[Task to complete]:
Counting only lines of the listing below that hold the word "configuration", give the total and nothing else.

[Data shown]:

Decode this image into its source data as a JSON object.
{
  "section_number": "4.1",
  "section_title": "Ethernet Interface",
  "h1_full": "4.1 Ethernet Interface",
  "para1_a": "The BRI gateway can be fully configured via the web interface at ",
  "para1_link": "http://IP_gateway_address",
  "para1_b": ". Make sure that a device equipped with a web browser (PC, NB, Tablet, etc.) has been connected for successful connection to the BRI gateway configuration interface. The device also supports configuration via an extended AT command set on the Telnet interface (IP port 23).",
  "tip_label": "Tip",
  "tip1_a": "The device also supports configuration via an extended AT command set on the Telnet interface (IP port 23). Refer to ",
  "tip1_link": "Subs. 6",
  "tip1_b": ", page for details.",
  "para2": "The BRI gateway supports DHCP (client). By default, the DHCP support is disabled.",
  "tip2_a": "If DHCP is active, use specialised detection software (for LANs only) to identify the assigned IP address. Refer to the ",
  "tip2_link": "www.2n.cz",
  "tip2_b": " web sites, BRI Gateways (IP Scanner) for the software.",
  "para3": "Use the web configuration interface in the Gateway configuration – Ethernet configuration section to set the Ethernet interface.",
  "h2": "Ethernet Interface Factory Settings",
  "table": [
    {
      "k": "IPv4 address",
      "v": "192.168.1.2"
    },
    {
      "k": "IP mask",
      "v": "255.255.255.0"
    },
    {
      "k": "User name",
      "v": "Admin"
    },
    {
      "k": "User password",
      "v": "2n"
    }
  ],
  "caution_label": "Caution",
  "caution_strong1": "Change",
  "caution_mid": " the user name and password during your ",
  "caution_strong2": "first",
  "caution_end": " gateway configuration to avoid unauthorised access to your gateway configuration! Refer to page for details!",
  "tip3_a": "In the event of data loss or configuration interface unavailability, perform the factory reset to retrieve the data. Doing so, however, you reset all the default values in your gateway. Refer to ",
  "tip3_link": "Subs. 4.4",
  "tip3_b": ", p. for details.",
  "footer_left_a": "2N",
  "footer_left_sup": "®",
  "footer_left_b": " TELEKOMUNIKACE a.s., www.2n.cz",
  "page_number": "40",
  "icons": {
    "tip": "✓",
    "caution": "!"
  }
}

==

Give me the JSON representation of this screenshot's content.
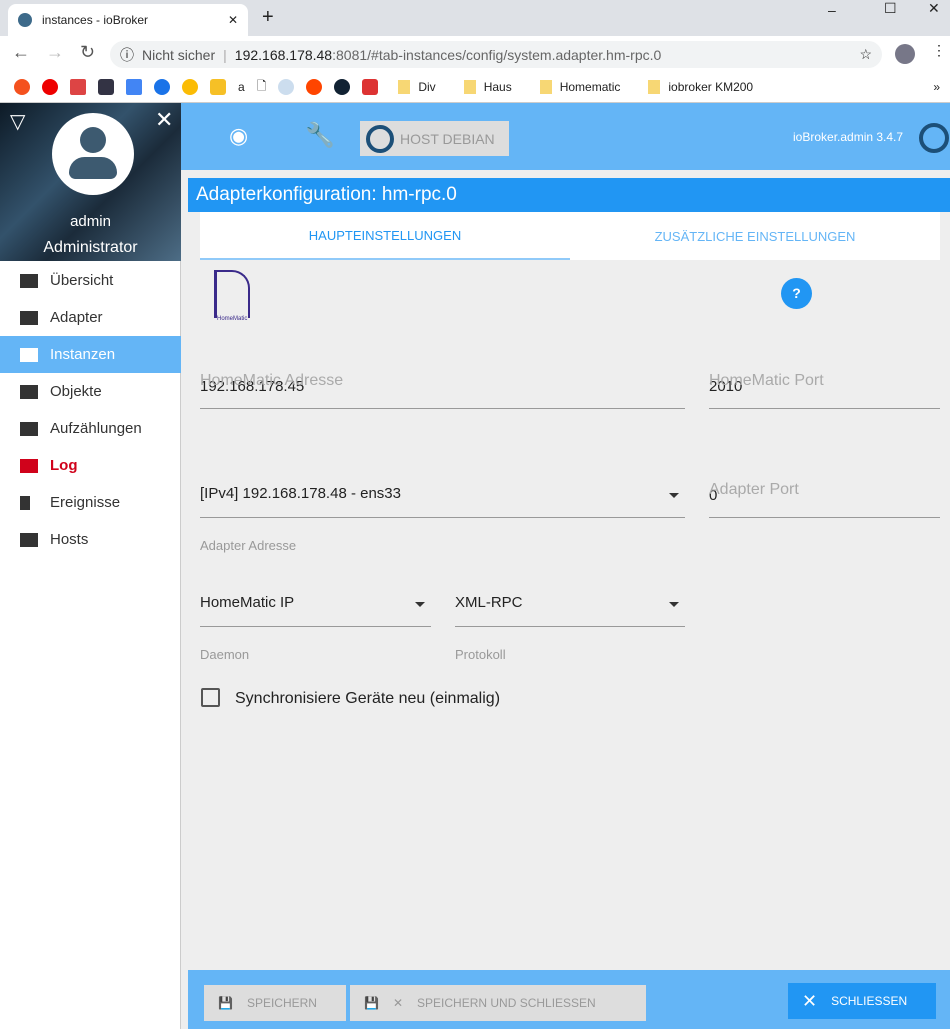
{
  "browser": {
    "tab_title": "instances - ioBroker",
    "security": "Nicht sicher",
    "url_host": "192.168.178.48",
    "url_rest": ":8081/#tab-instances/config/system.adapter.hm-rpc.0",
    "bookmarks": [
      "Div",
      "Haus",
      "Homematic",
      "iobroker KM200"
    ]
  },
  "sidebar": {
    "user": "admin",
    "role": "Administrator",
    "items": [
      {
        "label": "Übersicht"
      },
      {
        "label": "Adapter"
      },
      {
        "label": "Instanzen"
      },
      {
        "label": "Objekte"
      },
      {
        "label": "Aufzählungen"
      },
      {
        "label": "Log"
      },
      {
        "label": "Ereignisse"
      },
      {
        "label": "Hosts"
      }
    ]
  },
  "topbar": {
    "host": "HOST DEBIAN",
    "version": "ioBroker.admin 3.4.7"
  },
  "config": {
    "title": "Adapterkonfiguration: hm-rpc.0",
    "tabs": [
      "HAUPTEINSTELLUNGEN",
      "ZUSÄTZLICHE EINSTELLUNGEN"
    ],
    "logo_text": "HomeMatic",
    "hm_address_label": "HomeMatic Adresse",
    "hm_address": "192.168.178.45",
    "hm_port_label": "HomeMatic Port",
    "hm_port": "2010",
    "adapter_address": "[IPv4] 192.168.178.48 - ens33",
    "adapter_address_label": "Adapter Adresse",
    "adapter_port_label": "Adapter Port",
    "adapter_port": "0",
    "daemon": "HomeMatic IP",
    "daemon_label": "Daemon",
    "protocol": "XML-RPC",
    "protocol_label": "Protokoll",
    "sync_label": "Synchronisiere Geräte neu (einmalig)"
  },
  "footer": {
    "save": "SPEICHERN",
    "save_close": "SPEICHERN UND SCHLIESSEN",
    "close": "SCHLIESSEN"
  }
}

[Exercise result]:
5